The final hearing took place late at night, at 3:00 AM. We lost some of our supporters due to the late hour but at the final count we had 17 "Yes" votes and 2 "No". The revision in the compulsory helmet law was finally accepted. Adults bicycling on urban roads do not have to wear helmets anymore.
Final notes - Follow our steps
For those few countries with a compulsory helmet law (Australia, New Zealand) or with a risk of enactment of such law (U.K), we suggest you follow our steps - do not try to cancel the helmet law. Our advice to you is to change it so that adults bicycling on urban roads would not be enforced to wear helmets. This is the main obstacle as sports bicyclists and mountain bicyclists usually wear helmets (as we believe they should) regardless of a compulsory law.
The long battle consumed many work hours from our volunteers. Yet during the process the NGO got a countrywide exposure and many decision makers from all levels were exposed to our activities. We created and strengthened our work relations with MKs, various Ministries and with the Mayor of Tel Aviv city. These work relations are leveraged in many ways. Israel Bicycle Association is positioned today in a much better place than before the battle began, and our views are respected. As a consequence we initiate policies and our voice is better heard when policies are determined. The law for cycling encouragement will hopefully be legislated in the next few months, taking Israel to another level of promoting cycling culture.

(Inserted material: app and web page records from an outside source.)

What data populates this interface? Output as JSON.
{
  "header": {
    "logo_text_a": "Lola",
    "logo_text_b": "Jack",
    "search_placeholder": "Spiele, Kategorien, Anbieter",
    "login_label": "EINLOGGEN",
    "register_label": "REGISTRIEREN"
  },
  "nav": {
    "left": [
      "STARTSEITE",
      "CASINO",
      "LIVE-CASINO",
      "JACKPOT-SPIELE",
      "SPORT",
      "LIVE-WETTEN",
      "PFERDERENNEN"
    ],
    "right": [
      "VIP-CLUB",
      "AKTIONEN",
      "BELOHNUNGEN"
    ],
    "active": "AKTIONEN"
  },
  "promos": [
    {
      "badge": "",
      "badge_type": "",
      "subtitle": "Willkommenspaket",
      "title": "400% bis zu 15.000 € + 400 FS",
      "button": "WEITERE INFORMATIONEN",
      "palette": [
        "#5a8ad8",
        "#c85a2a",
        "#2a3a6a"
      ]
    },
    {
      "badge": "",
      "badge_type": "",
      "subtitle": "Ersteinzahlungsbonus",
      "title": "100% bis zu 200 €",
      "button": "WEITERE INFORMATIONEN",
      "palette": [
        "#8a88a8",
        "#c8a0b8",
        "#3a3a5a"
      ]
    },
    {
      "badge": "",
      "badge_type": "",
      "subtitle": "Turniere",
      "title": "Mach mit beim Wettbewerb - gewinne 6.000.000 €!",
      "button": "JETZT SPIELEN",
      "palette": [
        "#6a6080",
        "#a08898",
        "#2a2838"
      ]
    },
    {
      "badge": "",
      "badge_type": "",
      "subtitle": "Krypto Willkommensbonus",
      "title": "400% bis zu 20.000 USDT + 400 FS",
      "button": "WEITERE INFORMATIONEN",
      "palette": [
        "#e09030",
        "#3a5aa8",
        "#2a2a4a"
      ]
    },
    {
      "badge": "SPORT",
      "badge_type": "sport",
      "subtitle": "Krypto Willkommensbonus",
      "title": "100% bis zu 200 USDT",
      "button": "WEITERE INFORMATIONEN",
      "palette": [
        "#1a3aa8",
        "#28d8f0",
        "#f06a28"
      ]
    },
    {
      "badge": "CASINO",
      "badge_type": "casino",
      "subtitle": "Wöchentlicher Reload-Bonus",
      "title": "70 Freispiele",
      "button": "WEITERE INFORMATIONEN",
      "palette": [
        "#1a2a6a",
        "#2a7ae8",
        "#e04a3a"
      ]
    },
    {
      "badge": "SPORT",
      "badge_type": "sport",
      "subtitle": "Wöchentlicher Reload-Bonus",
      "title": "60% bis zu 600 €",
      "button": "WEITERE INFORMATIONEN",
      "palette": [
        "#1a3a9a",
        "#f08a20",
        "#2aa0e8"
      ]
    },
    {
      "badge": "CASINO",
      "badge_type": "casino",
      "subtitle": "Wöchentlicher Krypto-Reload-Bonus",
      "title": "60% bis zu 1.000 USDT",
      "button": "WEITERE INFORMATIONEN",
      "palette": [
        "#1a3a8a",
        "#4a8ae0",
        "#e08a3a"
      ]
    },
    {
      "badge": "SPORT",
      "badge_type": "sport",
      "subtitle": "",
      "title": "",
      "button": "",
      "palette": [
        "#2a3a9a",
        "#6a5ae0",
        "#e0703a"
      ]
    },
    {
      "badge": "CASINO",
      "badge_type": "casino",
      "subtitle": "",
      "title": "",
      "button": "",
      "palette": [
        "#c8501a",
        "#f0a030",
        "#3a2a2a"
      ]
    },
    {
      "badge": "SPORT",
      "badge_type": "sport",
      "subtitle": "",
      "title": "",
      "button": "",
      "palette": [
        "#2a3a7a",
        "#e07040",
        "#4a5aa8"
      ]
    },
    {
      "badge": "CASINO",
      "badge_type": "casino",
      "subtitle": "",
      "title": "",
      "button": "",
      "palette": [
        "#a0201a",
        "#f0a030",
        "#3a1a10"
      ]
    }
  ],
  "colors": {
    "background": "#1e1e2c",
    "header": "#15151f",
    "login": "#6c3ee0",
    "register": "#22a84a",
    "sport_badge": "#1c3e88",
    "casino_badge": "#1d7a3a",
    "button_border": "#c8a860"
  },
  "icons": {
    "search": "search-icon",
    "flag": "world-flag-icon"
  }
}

Reports: the helmet law might endanger bicyclists (Hebrew, Automatic translation to English).
Towards the hearing in the Knesset: a revision in the helmet law (Hebrew, Automatic translation to English) .
Summary of arguments for the revision of the compulsory law (Hebrew, Automatic translation to Englis).
Helmet wearing reduces cycling
The effect of helmet law on cycling in Australia - excerpts from cycle-helmets.com
News - Compulsary helmet wearing in the city was cancelled (Hebrew, Automatic translation into English)
Helmet law leaves opponents predicting more bike deaths
Israeli helmet law cut back
Tel-Aviv: A Bicycle City In The Making